So it seems that local, regional and national politicians and religious figures have all banded together to support one another to live their lives as outlined by the American Constitution.
Inter-faith harmony already exists and will only strengthen as all communities view a criminal acts against one, to be an attack against them all, and so support one another.
If we ever needed to see an example of Prophet Muhammad’s Constitution of Madinah in our modern age, it is there in the United States, as well as here in the United Kingdom, where freedom of faith is a cornerstone of our respective societies.
And while we, in the United Kingdom, have the good fortune of a Prime Minister, Theresa May, who will speak out against attacks targeting Muslims, just as she would speak out against attacks targeting non-Muslims, we all wonder how long it will be before President Trump affords the same reassurance to his nations citizens: that an attack against any American – irrespective of race or faith, is an attack against them all, each deserving the same level of criticism.

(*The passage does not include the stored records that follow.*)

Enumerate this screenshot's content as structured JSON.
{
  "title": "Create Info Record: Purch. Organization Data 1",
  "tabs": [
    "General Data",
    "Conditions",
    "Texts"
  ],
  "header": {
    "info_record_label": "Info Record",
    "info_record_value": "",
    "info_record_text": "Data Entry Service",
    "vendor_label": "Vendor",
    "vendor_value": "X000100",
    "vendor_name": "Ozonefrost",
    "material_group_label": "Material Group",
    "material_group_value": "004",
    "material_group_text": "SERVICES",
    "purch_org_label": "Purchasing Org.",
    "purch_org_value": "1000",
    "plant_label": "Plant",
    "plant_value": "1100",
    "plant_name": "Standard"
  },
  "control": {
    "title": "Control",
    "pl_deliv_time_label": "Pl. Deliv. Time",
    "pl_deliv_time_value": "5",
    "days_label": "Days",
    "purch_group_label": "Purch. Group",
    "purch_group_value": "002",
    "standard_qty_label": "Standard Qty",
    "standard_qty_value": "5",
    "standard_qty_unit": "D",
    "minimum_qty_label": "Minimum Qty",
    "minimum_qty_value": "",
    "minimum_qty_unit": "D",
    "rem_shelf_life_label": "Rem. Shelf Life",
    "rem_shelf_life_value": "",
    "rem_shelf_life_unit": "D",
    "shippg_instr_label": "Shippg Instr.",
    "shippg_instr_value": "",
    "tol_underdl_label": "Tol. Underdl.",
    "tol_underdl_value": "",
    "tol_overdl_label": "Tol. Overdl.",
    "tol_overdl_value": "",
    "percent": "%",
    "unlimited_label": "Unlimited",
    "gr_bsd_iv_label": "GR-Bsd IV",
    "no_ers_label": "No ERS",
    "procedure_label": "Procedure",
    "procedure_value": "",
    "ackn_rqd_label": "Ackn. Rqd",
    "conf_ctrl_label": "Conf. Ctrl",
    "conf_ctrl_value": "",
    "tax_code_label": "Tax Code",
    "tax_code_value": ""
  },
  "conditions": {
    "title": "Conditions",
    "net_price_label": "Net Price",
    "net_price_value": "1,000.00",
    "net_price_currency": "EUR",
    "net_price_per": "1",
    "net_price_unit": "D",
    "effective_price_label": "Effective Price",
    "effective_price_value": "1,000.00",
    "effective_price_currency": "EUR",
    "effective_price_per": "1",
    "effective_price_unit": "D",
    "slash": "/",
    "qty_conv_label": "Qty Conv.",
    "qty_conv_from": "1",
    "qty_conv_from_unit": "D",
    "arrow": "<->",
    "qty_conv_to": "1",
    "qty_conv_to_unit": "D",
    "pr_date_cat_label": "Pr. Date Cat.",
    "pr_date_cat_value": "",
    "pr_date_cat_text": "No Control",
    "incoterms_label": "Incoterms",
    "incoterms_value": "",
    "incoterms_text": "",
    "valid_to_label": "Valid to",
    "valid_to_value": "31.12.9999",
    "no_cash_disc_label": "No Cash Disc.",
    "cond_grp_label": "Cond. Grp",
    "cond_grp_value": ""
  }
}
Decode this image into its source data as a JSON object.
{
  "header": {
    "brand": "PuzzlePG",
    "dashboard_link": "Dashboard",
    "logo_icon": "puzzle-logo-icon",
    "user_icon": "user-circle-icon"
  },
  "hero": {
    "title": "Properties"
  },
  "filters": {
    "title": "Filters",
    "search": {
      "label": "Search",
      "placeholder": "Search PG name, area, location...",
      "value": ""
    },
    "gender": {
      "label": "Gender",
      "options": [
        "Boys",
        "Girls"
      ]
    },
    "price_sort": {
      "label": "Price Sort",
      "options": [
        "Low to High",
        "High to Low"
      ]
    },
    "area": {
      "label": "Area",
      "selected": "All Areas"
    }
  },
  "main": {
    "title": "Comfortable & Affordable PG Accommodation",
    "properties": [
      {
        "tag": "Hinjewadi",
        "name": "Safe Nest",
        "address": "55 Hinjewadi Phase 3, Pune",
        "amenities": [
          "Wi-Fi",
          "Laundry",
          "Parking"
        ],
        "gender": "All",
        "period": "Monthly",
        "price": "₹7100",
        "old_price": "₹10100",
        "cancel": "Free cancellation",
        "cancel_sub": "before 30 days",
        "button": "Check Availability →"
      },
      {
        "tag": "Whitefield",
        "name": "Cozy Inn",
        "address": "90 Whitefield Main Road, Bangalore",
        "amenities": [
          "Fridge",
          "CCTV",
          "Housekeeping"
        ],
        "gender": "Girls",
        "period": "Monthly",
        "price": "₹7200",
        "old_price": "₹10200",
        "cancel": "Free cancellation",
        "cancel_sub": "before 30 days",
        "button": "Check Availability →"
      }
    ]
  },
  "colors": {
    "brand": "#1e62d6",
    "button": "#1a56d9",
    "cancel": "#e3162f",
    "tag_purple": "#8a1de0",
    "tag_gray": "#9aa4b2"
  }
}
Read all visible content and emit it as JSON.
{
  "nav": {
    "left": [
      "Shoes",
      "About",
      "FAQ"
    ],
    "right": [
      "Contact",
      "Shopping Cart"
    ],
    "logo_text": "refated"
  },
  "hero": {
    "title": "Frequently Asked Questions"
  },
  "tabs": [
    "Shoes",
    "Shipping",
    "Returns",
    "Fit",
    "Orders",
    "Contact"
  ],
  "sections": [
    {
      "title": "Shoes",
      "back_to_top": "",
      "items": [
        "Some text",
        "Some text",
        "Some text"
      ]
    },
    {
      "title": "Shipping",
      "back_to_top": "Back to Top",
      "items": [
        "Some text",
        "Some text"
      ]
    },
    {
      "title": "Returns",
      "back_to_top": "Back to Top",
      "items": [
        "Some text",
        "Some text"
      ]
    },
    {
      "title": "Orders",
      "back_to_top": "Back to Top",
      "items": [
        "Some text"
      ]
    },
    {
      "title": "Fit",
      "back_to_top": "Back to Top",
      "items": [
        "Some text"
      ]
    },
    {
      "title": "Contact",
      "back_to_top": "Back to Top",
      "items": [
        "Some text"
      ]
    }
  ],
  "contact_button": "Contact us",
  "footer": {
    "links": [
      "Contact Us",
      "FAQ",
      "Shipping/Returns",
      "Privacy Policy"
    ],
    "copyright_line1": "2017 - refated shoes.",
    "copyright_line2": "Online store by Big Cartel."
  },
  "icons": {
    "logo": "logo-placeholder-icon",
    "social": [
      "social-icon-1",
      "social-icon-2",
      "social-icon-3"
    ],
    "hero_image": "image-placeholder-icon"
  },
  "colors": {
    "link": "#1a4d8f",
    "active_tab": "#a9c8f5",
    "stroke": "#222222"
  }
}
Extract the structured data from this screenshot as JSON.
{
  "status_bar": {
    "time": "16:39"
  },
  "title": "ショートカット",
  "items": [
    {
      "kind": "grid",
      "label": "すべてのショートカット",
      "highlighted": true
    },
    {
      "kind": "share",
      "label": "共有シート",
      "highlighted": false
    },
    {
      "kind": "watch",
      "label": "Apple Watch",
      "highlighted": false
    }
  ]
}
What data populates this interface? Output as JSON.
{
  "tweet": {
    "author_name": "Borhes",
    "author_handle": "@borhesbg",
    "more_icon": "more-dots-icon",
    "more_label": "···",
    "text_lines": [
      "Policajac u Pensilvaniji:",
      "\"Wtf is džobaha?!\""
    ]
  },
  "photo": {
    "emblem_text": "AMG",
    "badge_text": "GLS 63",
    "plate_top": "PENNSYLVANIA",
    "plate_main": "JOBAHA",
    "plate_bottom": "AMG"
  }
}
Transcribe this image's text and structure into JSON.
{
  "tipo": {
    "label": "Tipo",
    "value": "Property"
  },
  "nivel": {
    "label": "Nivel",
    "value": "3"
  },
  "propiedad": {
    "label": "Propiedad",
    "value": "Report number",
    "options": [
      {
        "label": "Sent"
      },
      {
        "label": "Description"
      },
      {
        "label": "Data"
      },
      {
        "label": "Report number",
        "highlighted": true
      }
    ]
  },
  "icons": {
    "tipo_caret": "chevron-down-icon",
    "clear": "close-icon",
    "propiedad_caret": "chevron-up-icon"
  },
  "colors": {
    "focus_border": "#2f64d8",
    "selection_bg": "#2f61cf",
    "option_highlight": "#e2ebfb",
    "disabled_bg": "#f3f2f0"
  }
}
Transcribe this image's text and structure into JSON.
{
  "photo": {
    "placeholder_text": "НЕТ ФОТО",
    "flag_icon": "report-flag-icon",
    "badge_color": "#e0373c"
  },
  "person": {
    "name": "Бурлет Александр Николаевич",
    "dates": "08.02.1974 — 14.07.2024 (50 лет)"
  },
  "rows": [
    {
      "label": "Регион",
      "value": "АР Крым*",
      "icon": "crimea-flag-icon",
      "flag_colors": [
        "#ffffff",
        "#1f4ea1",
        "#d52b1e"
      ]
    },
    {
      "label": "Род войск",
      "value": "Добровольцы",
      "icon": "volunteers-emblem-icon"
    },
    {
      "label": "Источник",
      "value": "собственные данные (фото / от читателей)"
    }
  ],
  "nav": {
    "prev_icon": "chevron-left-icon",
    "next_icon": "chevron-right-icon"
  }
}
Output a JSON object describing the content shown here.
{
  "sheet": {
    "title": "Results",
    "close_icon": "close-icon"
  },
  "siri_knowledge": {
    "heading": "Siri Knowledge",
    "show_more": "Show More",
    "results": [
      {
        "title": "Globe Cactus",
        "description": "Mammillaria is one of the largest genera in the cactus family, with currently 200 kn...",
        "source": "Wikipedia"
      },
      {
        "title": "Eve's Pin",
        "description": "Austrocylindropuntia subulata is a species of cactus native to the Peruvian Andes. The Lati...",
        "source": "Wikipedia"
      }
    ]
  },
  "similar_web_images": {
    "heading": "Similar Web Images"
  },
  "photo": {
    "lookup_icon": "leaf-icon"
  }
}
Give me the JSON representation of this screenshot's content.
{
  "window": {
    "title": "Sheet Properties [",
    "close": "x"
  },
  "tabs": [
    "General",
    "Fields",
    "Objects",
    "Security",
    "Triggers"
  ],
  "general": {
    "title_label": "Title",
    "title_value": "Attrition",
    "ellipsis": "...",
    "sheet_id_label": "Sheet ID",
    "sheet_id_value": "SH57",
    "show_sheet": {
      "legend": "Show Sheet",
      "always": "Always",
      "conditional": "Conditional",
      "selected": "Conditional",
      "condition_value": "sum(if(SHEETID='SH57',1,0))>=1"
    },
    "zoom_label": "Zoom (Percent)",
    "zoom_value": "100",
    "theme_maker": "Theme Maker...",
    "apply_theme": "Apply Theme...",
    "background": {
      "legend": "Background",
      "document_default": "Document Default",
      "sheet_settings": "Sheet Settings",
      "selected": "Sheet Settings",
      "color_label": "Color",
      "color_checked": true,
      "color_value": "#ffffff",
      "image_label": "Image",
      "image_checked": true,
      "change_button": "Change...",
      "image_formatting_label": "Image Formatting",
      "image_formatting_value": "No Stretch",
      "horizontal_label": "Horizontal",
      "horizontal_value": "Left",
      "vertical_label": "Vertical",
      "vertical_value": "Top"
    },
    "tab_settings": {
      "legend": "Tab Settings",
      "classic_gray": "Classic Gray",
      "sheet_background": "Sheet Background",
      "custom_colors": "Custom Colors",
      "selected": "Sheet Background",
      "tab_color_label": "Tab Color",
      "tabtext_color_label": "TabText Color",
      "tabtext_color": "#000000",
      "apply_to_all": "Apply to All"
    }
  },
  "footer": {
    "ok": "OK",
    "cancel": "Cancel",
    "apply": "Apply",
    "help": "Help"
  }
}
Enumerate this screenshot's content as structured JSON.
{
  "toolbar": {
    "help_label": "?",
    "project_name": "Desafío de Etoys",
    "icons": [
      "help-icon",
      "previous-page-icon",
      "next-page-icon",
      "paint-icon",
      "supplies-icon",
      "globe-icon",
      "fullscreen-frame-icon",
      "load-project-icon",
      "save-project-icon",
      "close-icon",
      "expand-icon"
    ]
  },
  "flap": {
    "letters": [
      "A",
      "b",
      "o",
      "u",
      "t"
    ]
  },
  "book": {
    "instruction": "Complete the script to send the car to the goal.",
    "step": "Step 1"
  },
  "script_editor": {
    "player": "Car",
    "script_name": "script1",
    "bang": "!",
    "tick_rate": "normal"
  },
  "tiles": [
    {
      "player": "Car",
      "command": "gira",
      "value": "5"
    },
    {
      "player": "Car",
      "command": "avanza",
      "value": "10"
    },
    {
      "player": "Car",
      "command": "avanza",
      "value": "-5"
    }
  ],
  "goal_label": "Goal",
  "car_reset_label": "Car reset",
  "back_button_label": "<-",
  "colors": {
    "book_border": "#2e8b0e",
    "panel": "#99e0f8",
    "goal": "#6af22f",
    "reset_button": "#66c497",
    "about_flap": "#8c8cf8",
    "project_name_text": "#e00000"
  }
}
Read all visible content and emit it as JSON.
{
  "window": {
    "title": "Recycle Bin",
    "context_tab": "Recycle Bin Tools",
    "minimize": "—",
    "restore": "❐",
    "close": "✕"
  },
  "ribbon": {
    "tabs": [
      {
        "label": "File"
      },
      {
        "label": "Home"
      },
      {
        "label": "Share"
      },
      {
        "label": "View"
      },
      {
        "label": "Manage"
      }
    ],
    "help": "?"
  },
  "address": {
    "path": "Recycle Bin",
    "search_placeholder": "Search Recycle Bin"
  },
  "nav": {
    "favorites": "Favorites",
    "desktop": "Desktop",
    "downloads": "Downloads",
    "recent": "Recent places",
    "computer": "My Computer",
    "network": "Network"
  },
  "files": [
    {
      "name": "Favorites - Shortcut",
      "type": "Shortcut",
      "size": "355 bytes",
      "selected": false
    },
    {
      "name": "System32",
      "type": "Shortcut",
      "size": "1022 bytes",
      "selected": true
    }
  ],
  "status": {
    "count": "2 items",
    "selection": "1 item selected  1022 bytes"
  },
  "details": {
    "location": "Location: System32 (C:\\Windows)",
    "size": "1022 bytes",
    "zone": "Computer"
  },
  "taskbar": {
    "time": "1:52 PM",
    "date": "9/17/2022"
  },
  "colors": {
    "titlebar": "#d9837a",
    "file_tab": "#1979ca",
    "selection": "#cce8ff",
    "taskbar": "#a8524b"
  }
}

In his speech at the Arab Islamic American Summit in Riyadh earlier this year, President Trump said, “Our vision is one of peace, security and prosperity – in this region, and in the world. Our goal is a coalition of nations who share the aim of stamping out extremism and providing our children a hopeful future that does honor God.”
These are words most of us will agree with, but until the President speaks out when American Muslims are also targets of terrorism, these sentiments, no matter how refreshing and beautiful, will continue to be just words, and we must go beyond words.